Synthetic analogues of 2-oxo acids discriminate metabolic contribution of the 2-oxoglutarate and 2-oxoadipate dehydrogenases in mammalian cells and tissues

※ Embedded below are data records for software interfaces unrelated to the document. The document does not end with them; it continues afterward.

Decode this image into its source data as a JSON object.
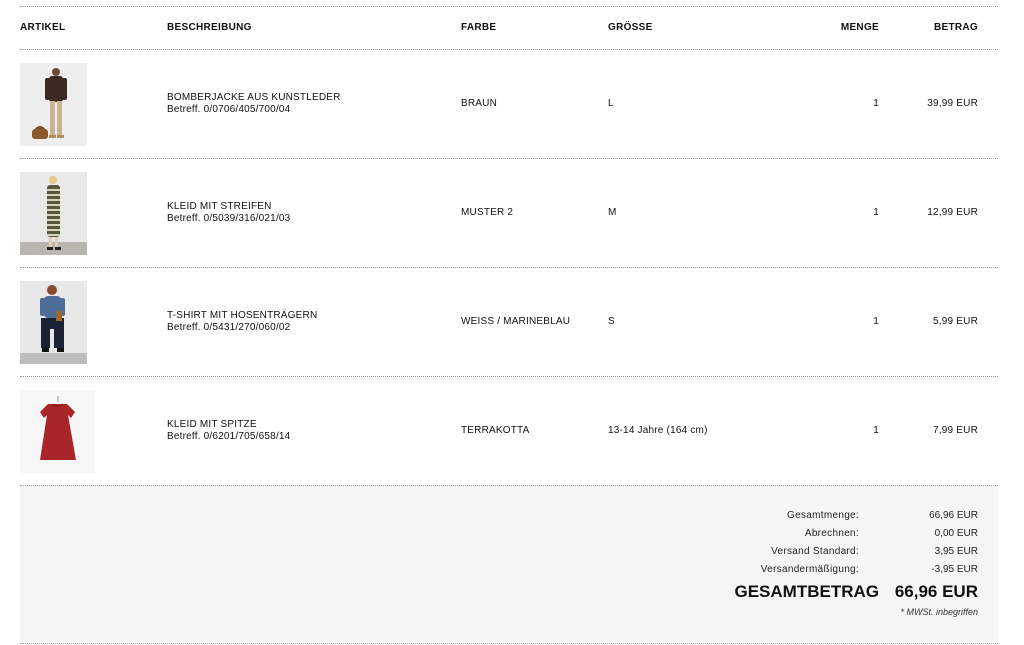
{
  "headers": {
    "artikel": "ARTIKEL",
    "beschreibung": "BESCHREIBUNG",
    "farbe": "FARBE",
    "groesse": "GRÖSSE",
    "menge": "MENGE",
    "betrag": "BETRAG"
  },
  "items": [
    {
      "name": "BOMBERJACKE AUS KUNSTLEDER",
      "ref": "Betreff. 0/0706/405/700/04",
      "color": "BRAUN",
      "size": "L",
      "qty": "1",
      "amount": "39,99 EUR",
      "image": "model-brown-leather-jacket"
    },
    {
      "name": "KLEID MIT STREIFEN",
      "ref": "Betreff. 0/5039/316/021/03",
      "color": "MUSTER 2",
      "size": "M",
      "qty": "1",
      "amount": "12,99 EUR",
      "image": "model-striped-dress"
    },
    {
      "name": "T-SHIRT MIT HOSENTRÄGERN",
      "ref": "Betreff. 0/5431/270/060/02",
      "color": "WEISS / MARINEBLAU",
      "size": "S",
      "qty": "1",
      "amount": "5,99 EUR",
      "image": "model-denim-suspenders"
    },
    {
      "name": "KLEID MIT SPITZE",
      "ref": "Betreff. 0/6201/705/658/14",
      "color": "TERRAKOTTA",
      "size": "13-14 Jahre (164 cm)",
      "qty": "1",
      "amount": "7,99 EUR",
      "image": "terracotta-lace-dress"
    }
  ],
  "summary": {
    "gesamtmenge_label": "Gesamtmenge:",
    "gesamtmenge_value": "66,96 EUR",
    "abrechnen_label": "Abrechnen:",
    "abrechnen_value": "0,00 EUR",
    "versand_label": "Versand Standard:",
    "versand_value": "3,95 EUR",
    "ermaessigung_label": "Versandermäßigung:",
    "ermaessigung_value": "-3,95 EUR",
    "total_label": "GESAMTBETRAG",
    "total_value": "66,96 EUR",
    "tax_note": "* MWSt. inbegriffen"
  }
}
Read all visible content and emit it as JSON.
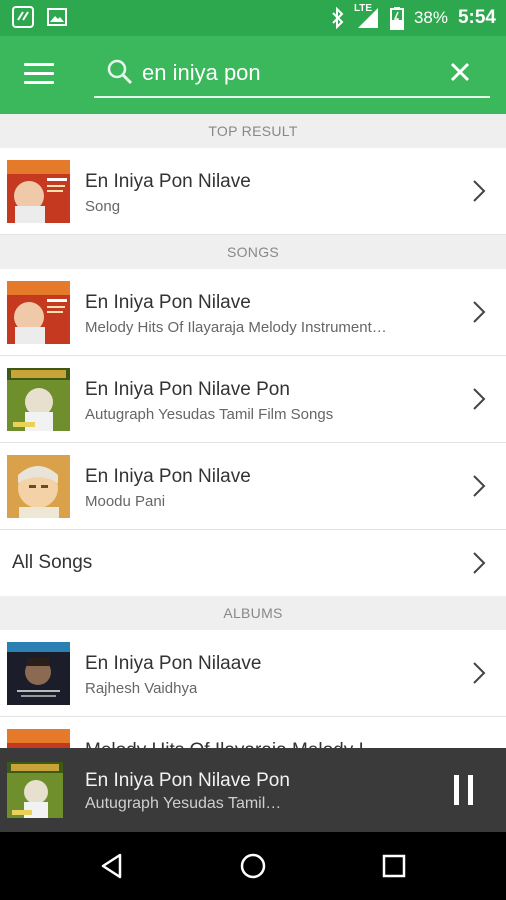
{
  "status_bar": {
    "battery_pct": "38%",
    "time": "5:54",
    "network_label": "LTE",
    "icons": [
      "saavn-app-icon",
      "image-icon",
      "bluetooth-icon",
      "lte-signal-icon",
      "battery-icon"
    ]
  },
  "app_bar": {
    "menu_icon": "hamburger-menu-icon",
    "search": {
      "value": "en iniya pon",
      "icon": "search-icon"
    },
    "clear_icon": "close-icon",
    "colors": {
      "status": "#2ea84f",
      "bar": "#3ab85b"
    }
  },
  "sections": {
    "top_result": {
      "header": "TOP RESULT",
      "items": [
        {
          "title": "En Iniya Pon Nilave",
          "subtitle": "Song"
        }
      ]
    },
    "songs": {
      "header": "SONGS",
      "items": [
        {
          "title": "En Iniya Pon Nilave",
          "subtitle": "Melody Hits Of Ilayaraja Melody Instrument…"
        },
        {
          "title": "En Iniya Pon Nilave Pon",
          "subtitle": "Autugraph Yesudas Tamil Film Songs"
        },
        {
          "title": "En Iniya Pon Nilave",
          "subtitle": "Moodu Pani"
        }
      ],
      "all_label": "All Songs"
    },
    "albums": {
      "header": "ALBUMS",
      "items": [
        {
          "title": "En Iniya Pon Nilaave",
          "subtitle": "Rajhesh Vaidhya"
        },
        {
          "title": "Melody Hits Of Ilayaraja Melody I…",
          "subtitle": ""
        }
      ]
    }
  },
  "now_playing": {
    "title": "En Iniya Pon Nilave Pon",
    "subtitle": "Autugraph Yesudas Tamil…",
    "control_icon": "pause-icon",
    "background": "#3a3a3a"
  },
  "nav_bar": {
    "icons": [
      "back-icon",
      "home-icon",
      "recents-icon"
    ]
  }
}
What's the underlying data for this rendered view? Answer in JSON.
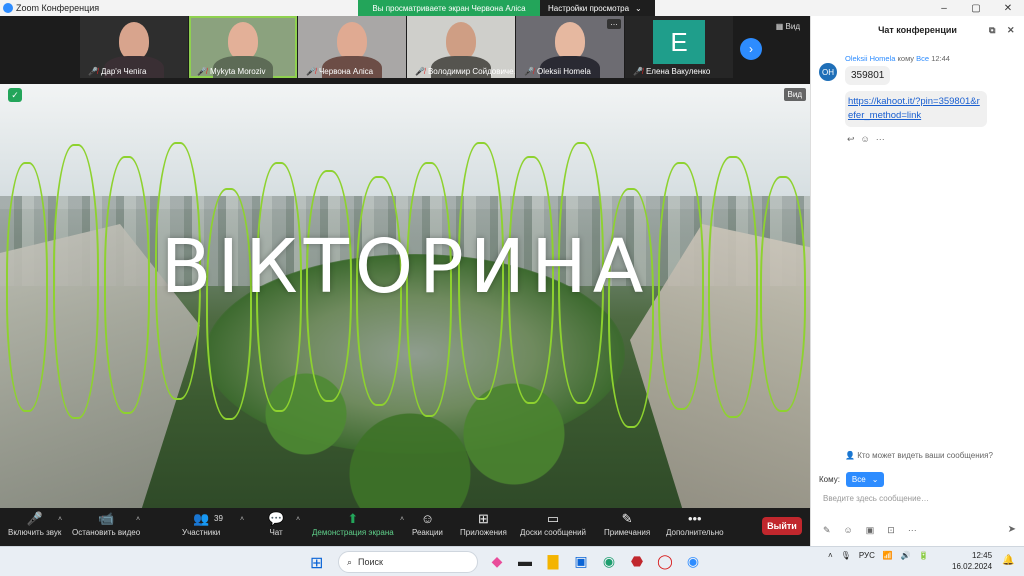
{
  "window": {
    "title": "Zoom Конференция",
    "share_banner": "Вы просматриваете экран Червона Аліса",
    "view_options": "Настройки просмотра",
    "view_options_caret": "⌄",
    "controls": [
      "–",
      "▢",
      "✕"
    ]
  },
  "gallery": {
    "view_label": "Вид",
    "next_icon": "›",
    "participants": [
      {
        "name": "Дар'я Чепіга",
        "bg": "#3d3b46",
        "face": "#d8a48d",
        "body": "#3a2f34"
      },
      {
        "name": "Mykyta Moroziv",
        "bg": "#8ba27e",
        "face": "#e3b098",
        "body": "#5d6b56",
        "active": true
      },
      {
        "name": "Червона Аліса",
        "bg": "#a9a7a6",
        "face": "#e0aa92",
        "body": "#6c4d46"
      },
      {
        "name": "Володимир Сойдовиче…",
        "bg": "#cfcfcb",
        "face": "#cf9e84",
        "body": "#55544f"
      },
      {
        "name": "Oleksii Homela",
        "bg": "#6d6c72",
        "face": "#e6b8a0",
        "body": "#2a2a33",
        "more": "…"
      },
      {
        "name": "Елена Вакуленко",
        "letter": "E"
      }
    ]
  },
  "shared_screen": {
    "title": "ВІКТОРИНА",
    "view_label": "Вид",
    "security_icon": "✓"
  },
  "toolbar": {
    "unmute": "Включить звук",
    "stop_video": "Остановить видео",
    "participants": "Участники",
    "participants_count": "39",
    "chat": "Чат",
    "share": "Демонстрация экрана",
    "reactions": "Реакции",
    "apps": "Приложения",
    "whiteboards": "Доски сообщений",
    "notes": "Примечания",
    "more": "Дополнительно",
    "leave": "Выйти",
    "caret": "˄",
    "icons": {
      "mic": "🎤",
      "video": "📹",
      "people": "👥",
      "chat": "💬",
      "share": "⬆",
      "reactions": "☺",
      "apps": "⊞",
      "whiteboard": "▭",
      "notes": "✎",
      "more": "•••"
    }
  },
  "chat": {
    "header": "Чат конференции",
    "sender": "Oleksii Homela",
    "recipient_text": "кому",
    "recipient": "Все",
    "time": "12:44",
    "avatar": "OH",
    "message1": "359801",
    "message2": "https://kahoot.it/?pin=359801&refer_method=link",
    "reactions": [
      "↩",
      "☺",
      "···"
    ],
    "who_can_see": "Кто может видеть ваши сообщения?",
    "to_label": "Кому:",
    "to_value": "Все",
    "placeholder": "Введите здесь сообщение…",
    "tools": [
      "✎",
      "☺",
      "▣",
      "⊡",
      "···"
    ],
    "send_icon": "➤",
    "header_icons": [
      "⧉",
      "✕"
    ],
    "chevron": "⌄"
  },
  "taskbar": {
    "search": "Поиск",
    "lang": "РУС",
    "time": "12:45",
    "date": "16.02.2024",
    "start_icon": "⊞",
    "search_icon": "⌕",
    "tray_icons": [
      "˄",
      "🎙",
      "📶",
      "🔊",
      "🔋"
    ],
    "bell": "🔔",
    "apps": [
      {
        "icon": "◆",
        "color": "#e94c9a"
      },
      {
        "icon": "▬",
        "color": "#222"
      },
      {
        "icon": "▇",
        "color": "#f4b400"
      },
      {
        "icon": "▣",
        "color": "#0a64d6"
      },
      {
        "icon": "◉",
        "color": "#1e9e6e"
      },
      {
        "icon": "⬣",
        "color": "#c1272d"
      },
      {
        "icon": "◯",
        "color": "#d81b1b"
      },
      {
        "icon": "◉",
        "color": "#2d8cff"
      }
    ]
  }
}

The biological significance of the DHTKD1-encoded 2-oxoadipate dehydrogenase (OADH) remains obscure due to its catalytic redundancy with the ubiquitous OGDH-encoded 2-oxoglutarate dehydrogenase (OGDH). In this work, metabolic contributions of OADH and OGDH are discriminated by exposure of cells/tissues with different DHTKD1 expression to the synthesized phosphonate analogues of homologous 2-oxodicarboxylates. The saccharopine pathway intermediates and phosphorylated sugars are abundant when cellular expressions of DHTKD1 and OGDH are comparable, while nicotinate and non-phosphorylated sugars are when DHTKD1 expression is order(s) of magnitude lower than that of OGDH. Using succinyl, glutaryl and adipoyl phosphonates on the enzyme preparations from tissues with varied DHTKD1 expression reveals the contributions of OADH and OGDH to oxidation of 2-oxoadipate and 2-oxoglutarate in vitro. In the phosphonates-treated cells with the high and low DHTKD1 expression, adipate or glutarate, correspondingly, are the most affected metabolites. The marker of fatty acid β-oxidation, adipate, is mostly decreased by the shorter, OGDH-preferring, phosphonate, in agreement with the known OGDH dependence of β-oxidation. The longest, OADH-preferring, phosphonate mostly affects the glutarate level. Coupled decreases in sugars and nicotinate upon the OADH inhibition link the perturbation in glucose homeostasis, known in OADH mutants, to the nicotinate-dependent NAD metabolism.